Exercise instructions:
Below are records; repeat them all exactly.

□ □ □

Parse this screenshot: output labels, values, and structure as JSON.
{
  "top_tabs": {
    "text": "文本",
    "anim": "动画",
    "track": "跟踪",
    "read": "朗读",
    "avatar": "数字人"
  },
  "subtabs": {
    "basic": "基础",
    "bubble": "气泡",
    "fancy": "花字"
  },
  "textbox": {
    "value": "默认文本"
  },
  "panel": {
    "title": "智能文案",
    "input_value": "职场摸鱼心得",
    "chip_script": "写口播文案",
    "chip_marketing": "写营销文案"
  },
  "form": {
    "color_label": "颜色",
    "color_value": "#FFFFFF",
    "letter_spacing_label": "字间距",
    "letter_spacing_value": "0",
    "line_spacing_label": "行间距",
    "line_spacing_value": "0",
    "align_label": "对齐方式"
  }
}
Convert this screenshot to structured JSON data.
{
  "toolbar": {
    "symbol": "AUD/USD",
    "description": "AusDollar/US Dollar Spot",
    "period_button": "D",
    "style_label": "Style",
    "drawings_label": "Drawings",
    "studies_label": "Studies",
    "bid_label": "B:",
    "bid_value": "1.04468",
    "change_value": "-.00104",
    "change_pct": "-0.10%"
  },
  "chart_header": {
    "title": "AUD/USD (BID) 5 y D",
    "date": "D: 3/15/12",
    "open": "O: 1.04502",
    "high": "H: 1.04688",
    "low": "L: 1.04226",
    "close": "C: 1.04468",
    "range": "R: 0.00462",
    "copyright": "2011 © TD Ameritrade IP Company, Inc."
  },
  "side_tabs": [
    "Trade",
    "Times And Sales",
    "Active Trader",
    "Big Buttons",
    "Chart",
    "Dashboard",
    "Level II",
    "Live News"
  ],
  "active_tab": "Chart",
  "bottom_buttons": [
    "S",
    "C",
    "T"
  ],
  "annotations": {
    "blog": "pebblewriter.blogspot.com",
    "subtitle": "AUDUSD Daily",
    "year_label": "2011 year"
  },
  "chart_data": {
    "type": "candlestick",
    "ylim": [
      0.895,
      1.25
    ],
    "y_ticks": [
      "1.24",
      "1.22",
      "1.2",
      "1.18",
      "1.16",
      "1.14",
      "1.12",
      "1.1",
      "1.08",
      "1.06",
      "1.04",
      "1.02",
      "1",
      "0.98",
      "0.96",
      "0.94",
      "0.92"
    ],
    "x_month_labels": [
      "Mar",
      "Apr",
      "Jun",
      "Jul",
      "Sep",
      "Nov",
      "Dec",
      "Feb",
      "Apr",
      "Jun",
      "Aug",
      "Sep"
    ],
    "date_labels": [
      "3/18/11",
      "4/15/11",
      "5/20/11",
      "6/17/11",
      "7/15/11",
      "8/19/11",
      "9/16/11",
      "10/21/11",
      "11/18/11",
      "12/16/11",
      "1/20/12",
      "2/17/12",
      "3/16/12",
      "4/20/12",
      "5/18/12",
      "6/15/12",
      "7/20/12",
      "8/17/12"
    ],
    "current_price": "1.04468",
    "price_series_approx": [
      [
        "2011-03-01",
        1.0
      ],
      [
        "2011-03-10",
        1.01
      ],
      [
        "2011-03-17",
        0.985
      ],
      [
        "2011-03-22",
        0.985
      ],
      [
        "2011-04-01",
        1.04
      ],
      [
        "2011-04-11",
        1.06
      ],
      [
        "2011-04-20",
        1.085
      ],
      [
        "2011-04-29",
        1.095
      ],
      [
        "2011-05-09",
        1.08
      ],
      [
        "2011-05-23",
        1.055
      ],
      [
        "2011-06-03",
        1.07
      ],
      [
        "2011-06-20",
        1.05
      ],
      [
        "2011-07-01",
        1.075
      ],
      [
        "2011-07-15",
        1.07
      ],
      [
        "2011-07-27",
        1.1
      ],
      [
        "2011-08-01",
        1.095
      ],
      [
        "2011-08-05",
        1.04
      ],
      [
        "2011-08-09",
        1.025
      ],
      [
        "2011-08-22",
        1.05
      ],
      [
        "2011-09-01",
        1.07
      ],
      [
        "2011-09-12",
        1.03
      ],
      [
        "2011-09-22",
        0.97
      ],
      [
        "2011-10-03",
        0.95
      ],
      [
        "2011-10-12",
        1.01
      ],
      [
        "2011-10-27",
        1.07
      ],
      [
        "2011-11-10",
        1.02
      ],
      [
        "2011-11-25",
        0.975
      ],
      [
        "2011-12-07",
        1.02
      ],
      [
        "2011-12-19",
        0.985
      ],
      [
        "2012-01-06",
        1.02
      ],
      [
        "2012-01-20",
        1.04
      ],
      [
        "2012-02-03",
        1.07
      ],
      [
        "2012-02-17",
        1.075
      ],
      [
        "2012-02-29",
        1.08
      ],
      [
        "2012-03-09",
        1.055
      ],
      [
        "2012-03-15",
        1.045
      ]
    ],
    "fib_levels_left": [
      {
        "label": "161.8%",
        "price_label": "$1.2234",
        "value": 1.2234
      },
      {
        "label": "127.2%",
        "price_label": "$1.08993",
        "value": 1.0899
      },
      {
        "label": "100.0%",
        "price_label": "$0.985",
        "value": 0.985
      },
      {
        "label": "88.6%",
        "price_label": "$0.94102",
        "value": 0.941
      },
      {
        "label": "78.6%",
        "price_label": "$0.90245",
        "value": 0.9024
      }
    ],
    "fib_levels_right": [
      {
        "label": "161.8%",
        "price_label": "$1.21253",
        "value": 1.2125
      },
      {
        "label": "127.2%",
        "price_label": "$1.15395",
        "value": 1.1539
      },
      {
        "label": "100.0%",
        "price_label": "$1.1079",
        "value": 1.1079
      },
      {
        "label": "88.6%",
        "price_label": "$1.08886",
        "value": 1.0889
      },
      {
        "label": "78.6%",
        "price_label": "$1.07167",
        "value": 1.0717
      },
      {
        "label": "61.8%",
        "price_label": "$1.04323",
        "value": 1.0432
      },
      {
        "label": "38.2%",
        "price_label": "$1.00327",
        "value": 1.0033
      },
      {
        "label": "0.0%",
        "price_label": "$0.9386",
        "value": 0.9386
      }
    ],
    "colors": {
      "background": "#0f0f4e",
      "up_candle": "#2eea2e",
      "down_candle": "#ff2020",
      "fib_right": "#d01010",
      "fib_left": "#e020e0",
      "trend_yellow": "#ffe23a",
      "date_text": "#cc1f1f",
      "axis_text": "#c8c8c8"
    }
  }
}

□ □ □

Solution to this problem:
Parse this screenshot: output labels, values, and structure as JSON.
{
  "top_tabs": {
    "text": "文本",
    "anim": "动画",
    "track": "跟踪",
    "read": "朗读",
    "avatar": "数字人"
  },
  "subtabs": {
    "basic": "基础",
    "bubble": "气泡",
    "fancy": "花字"
  },
  "textbox": {
    "value": "默认文本"
  },
  "panel": {
    "title": "智能文案",
    "input_value": "职场摸鱼心得",
    "chip_script": "写口播文案",
    "chip_marketing": "写营销文案"
  },
  "form": {
    "color_label": "颜色",
    "color_value": "#FFFFFF",
    "letter_spacing_label": "字间距",
    "letter_spacing_value": "0",
    "line_spacing_label": "行间距",
    "line_spacing_value": "0",
    "align_label": "对齐方式"
  }
}
Convert this screenshot to structured JSON data.
{
  "toolbar": {
    "symbol": "AUD/USD",
    "description": "AusDollar/US Dollar Spot",
    "period_button": "D",
    "style_label": "Style",
    "drawings_label": "Drawings",
    "studies_label": "Studies",
    "bid_label": "B:",
    "bid_value": "1.04468",
    "change_value": "-.00104",
    "change_pct": "-0.10%"
  },
  "chart_header": {
    "title": "AUD/USD (BID) 5 y D",
    "date": "D: 3/15/12",
    "open": "O: 1.04502",
    "high": "H: 1.04688",
    "low": "L: 1.04226",
    "close": "C: 1.04468",
    "range": "R: 0.00462",
    "copyright": "2011 © TD Ameritrade IP Company, Inc."
  },
  "side_tabs": [
    "Trade",
    "Times And Sales",
    "Active Trader",
    "Big Buttons",
    "Chart",
    "Dashboard",
    "Level II",
    "Live News"
  ],
  "active_tab": "Chart",
  "bottom_buttons": [
    "S",
    "C",
    "T"
  ],
  "annotations": {
    "blog": "pebblewriter.blogspot.com",
    "subtitle": "AUDUSD Daily",
    "year_label": "2011 year"
  },
  "chart_data": {
    "type": "candlestick",
    "ylim": [
      0.895,
      1.25
    ],
    "y_ticks": [
      "1.24",
      "1.22",
      "1.2",
      "1.18",
      "1.16",
      "1.14",
      "1.12",
      "1.1",
      "1.08",
      "1.06",
      "1.04",
      "1.02",
      "1",
      "0.98",
      "0.96",
      "0.94",
      "0.92"
    ],
    "x_month_labels": [
      "Mar",
      "Apr",
      "Jun",
      "Jul",
      "Sep",
      "Nov",
      "Dec",
      "Feb",
      "Apr",
      "Jun",
      "Aug",
      "Sep"
    ],
    "date_labels": [
      "3/18/11",
      "4/15/11",
      "5/20/11",
      "6/17/11",
      "7/15/11",
      "8/19/11",
      "9/16/11",
      "10/21/11",
      "11/18/11",
      "12/16/11",
      "1/20/12",
      "2/17/12",
      "3/16/12",
      "4/20/12",
      "5/18/12",
      "6/15/12",
      "7/20/12",
      "8/17/12"
    ],
    "current_price": "1.04468",
    "price_series_approx": [
      [
        "2011-03-01",
        1.0
      ],
      [
        "2011-03-10",
        1.01
      ],
      [
        "2011-03-17",
        0.985
      ],
      [
        "2011-03-22",
        0.985
      ],
      [
        "2011-04-01",
        1.04
      ],
      [
        "2011-04-11",
        1.06
      ],
      [
        "2011-04-20",
        1.085
      ],
      [
        "2011-04-29",
        1.095
      ],
      [
        "2011-05-09",
        1.08
      ],
      [
        "2011-05-23",
        1.055
      ],
      [
        "2011-06-03",
        1.07
      ],
      [
        "2011-06-20",
        1.05
      ],
      [
        "2011-07-01",
        1.075
      ],
      [
        "2011-07-15",
        1.07
      ],
      [
        "2011-07-27",
        1.1
      ],
      [
        "2011-08-01",
        1.095
      ],
      [
        "2011-08-05",
        1.04
      ],
      [
        "2011-08-09",
        1.025
      ],
      [
        "2011-08-22",
        1.05
      ],
      [
        "2011-09-01",
        1.07
      ],
      [
        "2011-09-12",
        1.03
      ],
      [
        "2011-09-22",
        0.97
      ],
      [
        "2011-10-03",
        0.95
      ],
      [
        "2011-10-12",
        1.01
      ],
      [
        "2011-10-27",
        1.07
      ],
      [
        "2011-11-10",
        1.02
      ],
      [
        "2011-11-25",
        0.975
      ],
      [
        "2011-12-07",
        1.02
      ],
      [
        "2011-12-19",
        0.985
      ],
      [
        "2012-01-06",
        1.02
      ],
      [
        "2012-01-20",
        1.04
      ],
      [
        "2012-02-03",
        1.07
      ],
      [
        "2012-02-17",
        1.075
      ],
      [
        "2012-02-29",
        1.08
      ],
      [
        "2012-03-09",
        1.055
      ],
      [
        "2012-03-15",
        1.045
      ]
    ],
    "fib_levels_left": [
      {
        "label": "161.8%",
        "price_label": "$1.2234",
        "value": 1.2234
      },
      {
        "label": "127.2%",
        "price_label": "$1.08993",
        "value": 1.0899
      },
      {
        "label": "100.0%",
        "price_label": "$0.985",
        "value": 0.985
      },
      {
        "label": "88.6%",
        "price_label": "$0.94102",
        "value": 0.941
      },
      {
        "label": "78.6%",
        "price_label": "$0.90245",
        "value": 0.9024
      }
    ],
    "fib_levels_right": [
      {
        "label": "161.8%",
        "price_label": "$1.21253",
        "value": 1.2125
      },
      {
        "label": "127.2%",
        "price_label": "$1.15395",
        "value": 1.1539
      },
      {
        "label": "100.0%",
        "price_label": "$1.1079",
        "value": 1.1079
      },
      {
        "label": "88.6%",
        "price_label": "$1.08886",
        "value": 1.0889
      },
      {
        "label": "78.6%",
        "price_label": "$1.07167",
        "value": 1.0717
      },
      {
        "label": "61.8%",
        "price_label": "$1.04323",
        "value": 1.0432
      },
      {
        "label": "38.2%",
        "price_label": "$1.00327",
        "value": 1.0033
      },
      {
        "label": "0.0%",
        "price_label": "$0.9386",
        "value": 0.9386
      }
    ],
    "colors": {
      "background": "#0f0f4e",
      "up_candle": "#2eea2e",
      "down_candle": "#ff2020",
      "fib_right": "#d01010",
      "fib_left": "#e020e0",
      "trend_yellow": "#ffe23a",
      "date_text": "#cc1f1f",
      "axis_text": "#c8c8c8"
    }
  }
}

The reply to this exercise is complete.